Limits and Challenges

While gravitational potential energy has many useful applications, it also comes with some inherent limitations and challenges:

One key challenge is that it can be difficult to store large amounts of potential energy. Objects need to be raised very high in order to accumulate substantial gravitational potential energy. For example, pumping water uphill into a reservoir takes a great amount of energy. There are practical limits to how high objects can be raised.

Additionally, there is inevitably some energy loss that occurs when converting from potential energy to kinetic energy. This is due to inefficiencies and energy dissipated as heat. For example, when water flows from a high reservoir back downhill to turn hydroelectric turbines, some energy is lost due to turbulence and friction in the water’s passage.

While engineers work to maximize efficiency, some percentage of energy loss is unavoidable when transitioning between potential and kinetic states. This conversion process cannot be 100% efficient.

In summary, the two main challenges with gravitational potential energy are the difficulty of storing large amounts, and the inevitability of some energy loss during the conversion process. These limitations must be considered when harnessing potential energy in real-world applications.

Comparisons to Other Energy Forms

Potential energy differs from other common energy forms in key ways. Let’s compare it to two other major types of energy: kinetic and electrical.

Kinetic energy is the energy of motion. A moving object contains kinetic energy based on its mass and velocity. Kinetic and potential energy are complementary opposites in many ways. Potential energy is stored energy waiting to happen, while kinetic energy is energy already in motion. The potential energy in a ball held above the ground can be converted into kinetic energy when it is dropped and begins falling. The higher the ball is held initially, the greater the potential energy that can convert into kinetic energy during the fall.

Potential energy also differs from electrical energy. Electrical energy exists in the form of moving electrons and electromagnetic fields, often generated by the motion of charged particles. It powers most of the machines in the modern world. Potential energy is stored in objects through their position and configuration, not through electromagnetic phenomena. However, there are some similarities. Both potential and electrical energy can build up in storage over time and later release in bursts. For example, a battery stores electrical potential that can discharge rapidly to power devices. Similarly, water behind a dam accumulates gravitational potential energy over time that can release suddenly if the dam breaks.
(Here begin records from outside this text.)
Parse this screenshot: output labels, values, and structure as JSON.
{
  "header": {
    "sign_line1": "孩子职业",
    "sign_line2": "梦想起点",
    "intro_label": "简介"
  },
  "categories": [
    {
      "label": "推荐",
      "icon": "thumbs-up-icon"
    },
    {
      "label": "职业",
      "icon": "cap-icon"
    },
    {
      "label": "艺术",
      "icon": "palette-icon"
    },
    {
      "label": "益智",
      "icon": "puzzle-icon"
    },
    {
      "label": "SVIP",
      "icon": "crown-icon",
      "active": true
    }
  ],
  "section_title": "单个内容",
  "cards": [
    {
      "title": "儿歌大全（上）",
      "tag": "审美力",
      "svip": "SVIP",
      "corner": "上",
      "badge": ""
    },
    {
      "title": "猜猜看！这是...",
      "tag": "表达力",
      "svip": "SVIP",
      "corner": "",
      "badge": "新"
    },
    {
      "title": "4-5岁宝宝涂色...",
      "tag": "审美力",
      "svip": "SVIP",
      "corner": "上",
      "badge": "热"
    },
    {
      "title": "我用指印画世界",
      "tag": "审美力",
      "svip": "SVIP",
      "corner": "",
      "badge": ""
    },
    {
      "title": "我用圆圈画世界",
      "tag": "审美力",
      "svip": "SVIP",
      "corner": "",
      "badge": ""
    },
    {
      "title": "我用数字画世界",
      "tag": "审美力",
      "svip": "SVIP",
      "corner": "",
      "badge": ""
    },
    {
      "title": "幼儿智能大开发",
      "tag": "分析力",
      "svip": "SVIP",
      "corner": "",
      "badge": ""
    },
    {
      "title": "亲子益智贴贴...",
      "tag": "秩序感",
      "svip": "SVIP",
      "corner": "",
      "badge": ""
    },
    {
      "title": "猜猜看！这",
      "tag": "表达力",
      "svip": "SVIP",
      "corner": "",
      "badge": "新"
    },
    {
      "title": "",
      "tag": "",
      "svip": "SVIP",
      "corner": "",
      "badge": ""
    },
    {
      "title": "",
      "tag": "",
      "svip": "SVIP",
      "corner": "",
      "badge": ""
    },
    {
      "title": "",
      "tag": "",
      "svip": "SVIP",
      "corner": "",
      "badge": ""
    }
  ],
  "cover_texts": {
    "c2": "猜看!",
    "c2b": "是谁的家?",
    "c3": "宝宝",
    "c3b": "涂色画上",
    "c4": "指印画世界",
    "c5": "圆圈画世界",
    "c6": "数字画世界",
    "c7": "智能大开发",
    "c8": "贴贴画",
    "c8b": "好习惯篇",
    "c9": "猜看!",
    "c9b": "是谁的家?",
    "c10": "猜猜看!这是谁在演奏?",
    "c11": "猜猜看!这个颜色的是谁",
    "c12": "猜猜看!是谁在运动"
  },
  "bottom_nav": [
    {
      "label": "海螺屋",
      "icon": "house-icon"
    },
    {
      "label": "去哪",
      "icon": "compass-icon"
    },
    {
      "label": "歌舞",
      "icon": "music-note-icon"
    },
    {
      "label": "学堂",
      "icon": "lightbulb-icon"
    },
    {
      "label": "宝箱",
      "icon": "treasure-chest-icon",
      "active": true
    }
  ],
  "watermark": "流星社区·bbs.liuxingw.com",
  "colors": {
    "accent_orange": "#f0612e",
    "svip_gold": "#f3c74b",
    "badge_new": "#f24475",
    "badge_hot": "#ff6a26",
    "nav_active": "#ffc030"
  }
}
In summary, potential energy is unique in being stored based on an object’s position rather than its motion or electrical properties. But it can convert into kinetic motion or sometimes generate electrical energy under the right circumstances.

Summary and Key Takeaways

Potential energy is the energy stored in an object due to its position or configuration. The most common form is gravitational potential energy, which is the energy stored in an object due to its height above the ground. Some key takeaways about potential energy include:

  • Potential energy is stored energy that can later be converted into kinetic energy. The higher the potential energy, the more kinetic energy can be produced when released.
  • Gravitational potential energy depends on the mass of an object, gravity, and height above the ground. More massive objects held higher above the ground have greater potential energy.
  • Potential energy is central to physics and engineering as it allows conversion between energy types. Understanding potential energy is key to designing systems that utilize mechanical energy.
  • Potential energy has many practical applications. It is used in hydroelectric dams, roller coasters, archery bows, and any system that involves objects being moved against gravity.
  • While infinite potential energy does not exist, there are limits to how much can be stored based on height and mass constraints. Potential energy is most impactful when rapidly converted into large amounts of kinetic energy.

In summary, potential energy is a fundamental concept in physics that enables the storage and use of mechanical energy in many everyday systems and engineering applications.

Similar Posts